On the genuineness of the marching orders from the NSA, IGP and even the president, he said he could not specifically say whether they were genuine or not, but insisted that there should be neutrality with regard to the security agents. He said: “Any person or group of persons, including the insurgents that attempt to disrupt the elections, destablise a community or frustrate the opponents through violence should be dealt with.”
Dr. Bitrus called on President Buhari to borrow a leaf from what the former President Goodluck Jonathan did in the build up to the 2015 general election, particularly as it affects violence and security generally. He said: “In fact, what Jonathan did in 2014 should be replicated now. The then Service Chiefs were given marching orders and they promised to stabilise the polity within two to three weeks so that elections could hold in the whole country and they achieved that. There was no Boko Haram attack during that period and we had free and fair elections. Up till today, communities are still being sacked, and it should be addressed before the election because when you sack a community, you disenfranchise members of such communities, as they would be forced into the IDP camps where they will not be able to vote. “The government should ensure that there is a level playing ground for everybody contesting for elections.
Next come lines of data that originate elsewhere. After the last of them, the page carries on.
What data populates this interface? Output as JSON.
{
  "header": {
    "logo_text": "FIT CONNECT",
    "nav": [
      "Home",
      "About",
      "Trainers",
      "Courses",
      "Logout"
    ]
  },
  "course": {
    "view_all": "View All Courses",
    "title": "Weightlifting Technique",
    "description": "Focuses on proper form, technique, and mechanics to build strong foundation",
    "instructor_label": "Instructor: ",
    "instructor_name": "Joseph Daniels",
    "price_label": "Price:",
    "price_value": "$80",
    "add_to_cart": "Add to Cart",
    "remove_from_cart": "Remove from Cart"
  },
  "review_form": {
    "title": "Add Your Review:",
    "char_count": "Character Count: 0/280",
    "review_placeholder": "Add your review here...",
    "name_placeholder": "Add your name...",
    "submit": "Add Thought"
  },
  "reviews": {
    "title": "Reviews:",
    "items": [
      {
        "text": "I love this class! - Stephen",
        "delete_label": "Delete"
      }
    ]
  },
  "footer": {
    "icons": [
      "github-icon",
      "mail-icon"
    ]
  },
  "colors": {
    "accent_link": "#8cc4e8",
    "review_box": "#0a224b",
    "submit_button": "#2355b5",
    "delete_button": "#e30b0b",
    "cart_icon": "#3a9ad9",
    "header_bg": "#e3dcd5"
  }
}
So, the security agents should stand up to their responsibility to ensure that we have a peaceful election and a peaceful Nigeria.”